Input material
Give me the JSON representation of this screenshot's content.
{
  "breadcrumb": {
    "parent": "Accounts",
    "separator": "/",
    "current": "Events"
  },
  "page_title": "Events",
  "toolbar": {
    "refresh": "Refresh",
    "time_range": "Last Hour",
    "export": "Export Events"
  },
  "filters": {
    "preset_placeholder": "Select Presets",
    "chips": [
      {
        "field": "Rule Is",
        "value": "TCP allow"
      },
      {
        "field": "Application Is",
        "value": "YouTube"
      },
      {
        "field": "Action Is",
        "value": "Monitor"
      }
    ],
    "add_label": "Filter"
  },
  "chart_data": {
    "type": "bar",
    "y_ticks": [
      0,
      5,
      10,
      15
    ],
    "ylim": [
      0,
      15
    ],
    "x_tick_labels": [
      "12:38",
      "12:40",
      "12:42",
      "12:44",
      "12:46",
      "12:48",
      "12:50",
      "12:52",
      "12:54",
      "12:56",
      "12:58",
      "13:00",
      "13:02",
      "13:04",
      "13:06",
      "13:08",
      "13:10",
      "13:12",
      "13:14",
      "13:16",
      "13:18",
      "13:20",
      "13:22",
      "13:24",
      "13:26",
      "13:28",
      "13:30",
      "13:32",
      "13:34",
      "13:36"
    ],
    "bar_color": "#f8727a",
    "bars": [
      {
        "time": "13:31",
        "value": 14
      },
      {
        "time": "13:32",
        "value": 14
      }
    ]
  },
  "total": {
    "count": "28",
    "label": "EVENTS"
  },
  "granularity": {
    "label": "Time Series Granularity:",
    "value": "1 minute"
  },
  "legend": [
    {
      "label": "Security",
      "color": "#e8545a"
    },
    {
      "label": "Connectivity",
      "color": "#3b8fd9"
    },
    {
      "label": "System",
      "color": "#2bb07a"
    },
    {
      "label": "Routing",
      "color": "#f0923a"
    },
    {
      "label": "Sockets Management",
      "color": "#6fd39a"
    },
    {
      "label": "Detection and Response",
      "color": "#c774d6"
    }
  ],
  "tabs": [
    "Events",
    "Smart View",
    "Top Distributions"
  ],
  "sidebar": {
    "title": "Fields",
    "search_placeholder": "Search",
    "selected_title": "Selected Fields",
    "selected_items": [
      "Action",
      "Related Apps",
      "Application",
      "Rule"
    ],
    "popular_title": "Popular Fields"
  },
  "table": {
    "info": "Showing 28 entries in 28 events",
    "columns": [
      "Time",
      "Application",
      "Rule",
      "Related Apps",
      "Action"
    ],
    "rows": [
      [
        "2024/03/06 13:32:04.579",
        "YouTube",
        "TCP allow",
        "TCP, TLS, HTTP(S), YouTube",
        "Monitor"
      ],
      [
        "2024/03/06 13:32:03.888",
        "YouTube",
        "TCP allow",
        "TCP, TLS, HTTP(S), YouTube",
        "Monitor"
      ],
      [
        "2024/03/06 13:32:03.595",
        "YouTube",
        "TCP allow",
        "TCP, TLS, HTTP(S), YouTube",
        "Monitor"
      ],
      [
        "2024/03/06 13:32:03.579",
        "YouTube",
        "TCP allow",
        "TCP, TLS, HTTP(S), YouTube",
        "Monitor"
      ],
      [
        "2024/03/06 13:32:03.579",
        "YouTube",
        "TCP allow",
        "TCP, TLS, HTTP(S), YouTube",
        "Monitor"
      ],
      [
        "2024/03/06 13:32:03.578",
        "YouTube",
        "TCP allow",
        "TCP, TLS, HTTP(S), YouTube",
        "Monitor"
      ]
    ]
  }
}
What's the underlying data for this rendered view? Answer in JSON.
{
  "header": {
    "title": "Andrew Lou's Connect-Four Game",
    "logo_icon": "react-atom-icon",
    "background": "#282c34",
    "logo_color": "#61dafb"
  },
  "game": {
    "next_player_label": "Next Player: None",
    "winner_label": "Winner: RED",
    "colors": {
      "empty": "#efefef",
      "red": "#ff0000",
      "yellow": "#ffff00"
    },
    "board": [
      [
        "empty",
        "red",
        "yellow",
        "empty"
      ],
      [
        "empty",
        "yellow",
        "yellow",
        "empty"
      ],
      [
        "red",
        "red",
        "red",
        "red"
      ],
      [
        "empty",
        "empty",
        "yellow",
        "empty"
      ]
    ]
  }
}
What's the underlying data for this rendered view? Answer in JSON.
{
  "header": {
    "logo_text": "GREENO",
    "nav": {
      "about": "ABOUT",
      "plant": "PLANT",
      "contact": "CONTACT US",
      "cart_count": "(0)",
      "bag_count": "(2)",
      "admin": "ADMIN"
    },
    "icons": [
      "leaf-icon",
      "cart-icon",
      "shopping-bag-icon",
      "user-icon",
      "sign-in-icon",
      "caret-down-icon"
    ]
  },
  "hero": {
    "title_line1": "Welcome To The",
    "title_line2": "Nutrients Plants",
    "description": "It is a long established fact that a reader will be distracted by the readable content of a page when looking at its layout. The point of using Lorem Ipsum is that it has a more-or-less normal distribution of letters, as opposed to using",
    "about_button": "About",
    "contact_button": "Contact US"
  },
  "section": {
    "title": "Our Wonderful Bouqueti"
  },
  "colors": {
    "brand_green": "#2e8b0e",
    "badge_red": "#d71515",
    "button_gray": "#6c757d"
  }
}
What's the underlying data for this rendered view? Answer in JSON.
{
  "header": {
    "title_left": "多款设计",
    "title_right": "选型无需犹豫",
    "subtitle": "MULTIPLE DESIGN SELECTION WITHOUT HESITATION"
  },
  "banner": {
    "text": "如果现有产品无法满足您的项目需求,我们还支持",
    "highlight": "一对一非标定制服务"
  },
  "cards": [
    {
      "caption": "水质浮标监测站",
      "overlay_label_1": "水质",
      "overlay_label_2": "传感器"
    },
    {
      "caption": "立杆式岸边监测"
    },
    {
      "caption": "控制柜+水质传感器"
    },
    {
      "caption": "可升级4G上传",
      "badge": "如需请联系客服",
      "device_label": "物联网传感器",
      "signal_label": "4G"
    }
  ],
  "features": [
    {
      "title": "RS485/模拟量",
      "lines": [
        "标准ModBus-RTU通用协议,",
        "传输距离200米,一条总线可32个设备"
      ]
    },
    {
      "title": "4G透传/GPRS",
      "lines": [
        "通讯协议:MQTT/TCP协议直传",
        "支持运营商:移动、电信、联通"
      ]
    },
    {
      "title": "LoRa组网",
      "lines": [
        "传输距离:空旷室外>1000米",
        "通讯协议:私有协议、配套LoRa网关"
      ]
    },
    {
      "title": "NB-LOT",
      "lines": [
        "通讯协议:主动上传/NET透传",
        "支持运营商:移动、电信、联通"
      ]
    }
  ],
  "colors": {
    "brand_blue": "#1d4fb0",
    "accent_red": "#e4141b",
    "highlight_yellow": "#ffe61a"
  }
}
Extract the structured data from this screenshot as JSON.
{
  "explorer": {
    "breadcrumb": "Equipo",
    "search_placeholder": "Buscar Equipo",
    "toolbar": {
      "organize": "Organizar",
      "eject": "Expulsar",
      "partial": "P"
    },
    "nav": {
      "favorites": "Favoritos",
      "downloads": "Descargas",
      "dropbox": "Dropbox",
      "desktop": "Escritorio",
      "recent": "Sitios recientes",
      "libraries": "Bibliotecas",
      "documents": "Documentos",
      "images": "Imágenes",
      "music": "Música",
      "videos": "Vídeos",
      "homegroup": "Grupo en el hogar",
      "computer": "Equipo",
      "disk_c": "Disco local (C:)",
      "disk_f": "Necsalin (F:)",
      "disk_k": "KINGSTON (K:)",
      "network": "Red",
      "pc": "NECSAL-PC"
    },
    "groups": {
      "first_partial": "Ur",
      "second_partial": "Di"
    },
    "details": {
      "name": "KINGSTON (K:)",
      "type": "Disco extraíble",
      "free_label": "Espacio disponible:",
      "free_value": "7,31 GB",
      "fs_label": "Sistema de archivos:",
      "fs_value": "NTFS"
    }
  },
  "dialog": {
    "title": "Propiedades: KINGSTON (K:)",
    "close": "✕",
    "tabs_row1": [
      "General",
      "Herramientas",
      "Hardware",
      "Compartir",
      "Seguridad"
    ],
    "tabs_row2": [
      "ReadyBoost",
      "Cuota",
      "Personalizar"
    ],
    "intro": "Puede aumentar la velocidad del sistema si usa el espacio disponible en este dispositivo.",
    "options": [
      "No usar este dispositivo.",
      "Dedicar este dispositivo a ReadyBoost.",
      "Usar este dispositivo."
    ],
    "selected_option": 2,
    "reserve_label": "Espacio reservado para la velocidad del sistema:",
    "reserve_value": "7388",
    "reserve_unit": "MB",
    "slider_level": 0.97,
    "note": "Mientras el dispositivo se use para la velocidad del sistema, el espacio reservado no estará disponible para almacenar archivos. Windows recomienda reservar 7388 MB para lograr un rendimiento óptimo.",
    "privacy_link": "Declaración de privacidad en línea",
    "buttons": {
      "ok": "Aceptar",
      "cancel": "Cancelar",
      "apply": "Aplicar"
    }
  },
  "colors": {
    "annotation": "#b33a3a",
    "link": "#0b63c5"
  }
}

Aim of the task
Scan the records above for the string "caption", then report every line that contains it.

Result of the task
      "caption": "水质浮标监测站",
      "caption": "立杆式岸边监测"
      "caption": "控制柜+水质传感器"
      "caption": "可升级4G上传",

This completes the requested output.